* Problem details:
Reduce the material below to its lines containing "progress".

* Data for analysis:
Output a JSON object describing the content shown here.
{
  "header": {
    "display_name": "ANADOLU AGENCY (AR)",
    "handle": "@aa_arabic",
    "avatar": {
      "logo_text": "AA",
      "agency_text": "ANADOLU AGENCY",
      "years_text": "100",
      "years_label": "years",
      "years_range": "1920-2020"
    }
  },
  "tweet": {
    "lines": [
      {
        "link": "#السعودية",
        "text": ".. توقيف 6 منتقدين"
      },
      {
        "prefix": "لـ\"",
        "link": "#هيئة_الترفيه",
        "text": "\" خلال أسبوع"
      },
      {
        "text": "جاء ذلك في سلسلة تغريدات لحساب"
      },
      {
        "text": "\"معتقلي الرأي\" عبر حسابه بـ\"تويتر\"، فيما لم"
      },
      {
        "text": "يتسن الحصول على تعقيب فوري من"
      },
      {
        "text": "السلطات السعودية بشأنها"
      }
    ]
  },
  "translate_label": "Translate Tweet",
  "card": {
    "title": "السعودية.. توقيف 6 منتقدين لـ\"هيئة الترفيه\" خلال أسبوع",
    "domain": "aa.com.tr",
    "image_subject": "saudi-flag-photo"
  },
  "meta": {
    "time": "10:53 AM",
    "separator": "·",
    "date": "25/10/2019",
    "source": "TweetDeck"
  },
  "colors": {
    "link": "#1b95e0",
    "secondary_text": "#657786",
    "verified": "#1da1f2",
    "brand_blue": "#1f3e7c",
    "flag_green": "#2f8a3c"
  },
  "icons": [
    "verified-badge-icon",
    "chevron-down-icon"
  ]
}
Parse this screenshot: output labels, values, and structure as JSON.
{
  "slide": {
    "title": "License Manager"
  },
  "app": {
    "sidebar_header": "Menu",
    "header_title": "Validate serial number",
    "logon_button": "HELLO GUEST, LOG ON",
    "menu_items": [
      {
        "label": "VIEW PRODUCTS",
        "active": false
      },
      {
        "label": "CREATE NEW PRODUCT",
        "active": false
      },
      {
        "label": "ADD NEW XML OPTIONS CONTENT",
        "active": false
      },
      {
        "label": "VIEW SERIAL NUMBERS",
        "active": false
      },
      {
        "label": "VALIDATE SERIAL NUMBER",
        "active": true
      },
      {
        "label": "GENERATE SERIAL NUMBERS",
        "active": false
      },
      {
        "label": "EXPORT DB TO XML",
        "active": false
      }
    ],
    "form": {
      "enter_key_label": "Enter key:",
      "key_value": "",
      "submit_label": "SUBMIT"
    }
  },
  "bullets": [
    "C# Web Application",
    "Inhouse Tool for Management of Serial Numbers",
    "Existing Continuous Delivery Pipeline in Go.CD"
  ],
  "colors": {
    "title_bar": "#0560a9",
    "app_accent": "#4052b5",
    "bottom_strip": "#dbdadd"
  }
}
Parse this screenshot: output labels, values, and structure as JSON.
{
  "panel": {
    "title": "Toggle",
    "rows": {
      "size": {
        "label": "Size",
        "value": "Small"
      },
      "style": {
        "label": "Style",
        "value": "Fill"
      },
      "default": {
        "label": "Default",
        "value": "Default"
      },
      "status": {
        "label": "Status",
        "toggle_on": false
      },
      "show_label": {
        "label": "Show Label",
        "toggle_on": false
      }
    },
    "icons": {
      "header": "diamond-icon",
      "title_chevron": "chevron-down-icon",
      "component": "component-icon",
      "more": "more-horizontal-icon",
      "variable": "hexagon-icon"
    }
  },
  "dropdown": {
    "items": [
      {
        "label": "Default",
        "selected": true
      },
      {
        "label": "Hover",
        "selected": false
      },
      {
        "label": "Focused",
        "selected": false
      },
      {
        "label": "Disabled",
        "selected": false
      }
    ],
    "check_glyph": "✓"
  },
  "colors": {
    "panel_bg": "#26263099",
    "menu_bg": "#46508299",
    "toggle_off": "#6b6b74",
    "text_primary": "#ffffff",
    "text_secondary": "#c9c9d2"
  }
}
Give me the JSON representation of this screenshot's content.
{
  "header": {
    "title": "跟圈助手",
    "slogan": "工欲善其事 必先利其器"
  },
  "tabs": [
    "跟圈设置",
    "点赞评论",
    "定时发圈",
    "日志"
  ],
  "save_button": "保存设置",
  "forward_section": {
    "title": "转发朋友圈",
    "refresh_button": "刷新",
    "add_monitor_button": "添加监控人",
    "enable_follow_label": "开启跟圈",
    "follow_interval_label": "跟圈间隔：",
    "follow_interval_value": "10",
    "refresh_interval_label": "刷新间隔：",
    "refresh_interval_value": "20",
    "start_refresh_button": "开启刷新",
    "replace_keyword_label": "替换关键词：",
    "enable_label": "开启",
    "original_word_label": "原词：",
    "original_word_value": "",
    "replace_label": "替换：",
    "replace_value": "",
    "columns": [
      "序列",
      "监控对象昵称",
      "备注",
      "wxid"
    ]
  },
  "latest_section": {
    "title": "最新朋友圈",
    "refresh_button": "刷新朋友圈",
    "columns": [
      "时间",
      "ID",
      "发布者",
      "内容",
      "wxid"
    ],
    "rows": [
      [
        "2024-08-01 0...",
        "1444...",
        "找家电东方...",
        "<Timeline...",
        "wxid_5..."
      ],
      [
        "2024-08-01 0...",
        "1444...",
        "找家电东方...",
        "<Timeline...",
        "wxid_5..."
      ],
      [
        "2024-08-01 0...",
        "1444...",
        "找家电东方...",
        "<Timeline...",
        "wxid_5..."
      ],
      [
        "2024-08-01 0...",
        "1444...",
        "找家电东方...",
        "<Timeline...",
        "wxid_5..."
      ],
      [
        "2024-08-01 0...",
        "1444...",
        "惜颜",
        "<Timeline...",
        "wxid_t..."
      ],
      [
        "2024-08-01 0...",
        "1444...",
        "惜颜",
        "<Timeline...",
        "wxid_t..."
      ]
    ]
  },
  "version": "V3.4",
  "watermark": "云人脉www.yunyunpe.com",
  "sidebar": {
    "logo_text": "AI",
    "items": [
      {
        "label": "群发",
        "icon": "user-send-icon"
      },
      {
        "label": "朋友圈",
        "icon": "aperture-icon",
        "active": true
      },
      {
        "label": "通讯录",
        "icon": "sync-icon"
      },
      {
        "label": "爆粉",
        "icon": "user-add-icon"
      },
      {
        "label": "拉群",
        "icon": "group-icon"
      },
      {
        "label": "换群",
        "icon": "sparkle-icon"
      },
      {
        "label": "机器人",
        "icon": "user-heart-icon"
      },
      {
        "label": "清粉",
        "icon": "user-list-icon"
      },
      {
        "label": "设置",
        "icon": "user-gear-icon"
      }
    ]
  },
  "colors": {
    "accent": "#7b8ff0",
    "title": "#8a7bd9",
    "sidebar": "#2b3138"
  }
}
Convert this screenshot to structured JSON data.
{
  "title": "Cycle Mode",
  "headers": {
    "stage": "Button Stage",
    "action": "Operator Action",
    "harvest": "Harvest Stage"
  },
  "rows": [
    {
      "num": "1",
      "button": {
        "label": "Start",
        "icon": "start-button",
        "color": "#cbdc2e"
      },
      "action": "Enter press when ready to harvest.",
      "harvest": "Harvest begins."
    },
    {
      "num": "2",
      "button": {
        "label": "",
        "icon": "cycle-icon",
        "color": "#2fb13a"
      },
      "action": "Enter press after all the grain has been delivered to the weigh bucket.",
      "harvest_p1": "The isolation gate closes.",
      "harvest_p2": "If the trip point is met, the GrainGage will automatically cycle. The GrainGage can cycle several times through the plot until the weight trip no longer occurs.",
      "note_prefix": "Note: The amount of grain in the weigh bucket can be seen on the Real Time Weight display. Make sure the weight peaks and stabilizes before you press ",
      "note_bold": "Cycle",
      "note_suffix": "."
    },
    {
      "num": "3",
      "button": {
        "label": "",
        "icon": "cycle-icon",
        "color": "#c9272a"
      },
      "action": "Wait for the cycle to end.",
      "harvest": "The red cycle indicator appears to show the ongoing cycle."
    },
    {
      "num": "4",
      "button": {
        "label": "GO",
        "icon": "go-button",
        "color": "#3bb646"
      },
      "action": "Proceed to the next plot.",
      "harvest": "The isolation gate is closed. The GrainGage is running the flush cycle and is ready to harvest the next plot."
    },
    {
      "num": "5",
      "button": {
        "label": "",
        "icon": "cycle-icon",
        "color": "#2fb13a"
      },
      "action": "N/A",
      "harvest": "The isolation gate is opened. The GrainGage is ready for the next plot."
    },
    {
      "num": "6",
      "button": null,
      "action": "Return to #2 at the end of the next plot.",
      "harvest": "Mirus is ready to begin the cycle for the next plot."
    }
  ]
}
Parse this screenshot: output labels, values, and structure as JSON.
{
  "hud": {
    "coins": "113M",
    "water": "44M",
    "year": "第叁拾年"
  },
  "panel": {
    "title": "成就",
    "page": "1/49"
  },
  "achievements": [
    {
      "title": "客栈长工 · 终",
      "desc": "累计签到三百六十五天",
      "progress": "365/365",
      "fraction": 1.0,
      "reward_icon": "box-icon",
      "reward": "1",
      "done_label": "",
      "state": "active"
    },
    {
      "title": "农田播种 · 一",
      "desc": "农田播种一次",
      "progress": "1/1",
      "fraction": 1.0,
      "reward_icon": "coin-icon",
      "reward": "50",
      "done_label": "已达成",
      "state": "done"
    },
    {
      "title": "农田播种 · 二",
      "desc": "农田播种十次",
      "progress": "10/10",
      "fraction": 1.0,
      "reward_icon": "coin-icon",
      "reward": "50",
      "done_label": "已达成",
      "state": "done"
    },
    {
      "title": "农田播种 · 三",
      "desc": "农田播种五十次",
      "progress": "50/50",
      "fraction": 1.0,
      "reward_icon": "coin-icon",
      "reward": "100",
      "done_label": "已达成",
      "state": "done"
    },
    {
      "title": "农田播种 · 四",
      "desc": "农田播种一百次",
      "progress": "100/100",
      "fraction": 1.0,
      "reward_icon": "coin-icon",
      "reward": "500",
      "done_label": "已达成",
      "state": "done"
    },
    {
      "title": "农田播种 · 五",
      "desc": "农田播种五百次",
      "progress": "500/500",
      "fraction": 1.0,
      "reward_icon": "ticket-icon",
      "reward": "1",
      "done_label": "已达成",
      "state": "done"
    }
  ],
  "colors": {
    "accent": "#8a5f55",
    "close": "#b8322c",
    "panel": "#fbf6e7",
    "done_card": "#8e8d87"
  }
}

* Problem solution:
      "progress": "365/365",
      "progress": "1/1",
      "progress": "10/10",
      "progress": "50/50",
      "progress": "100/100",
      "progress": "500/500",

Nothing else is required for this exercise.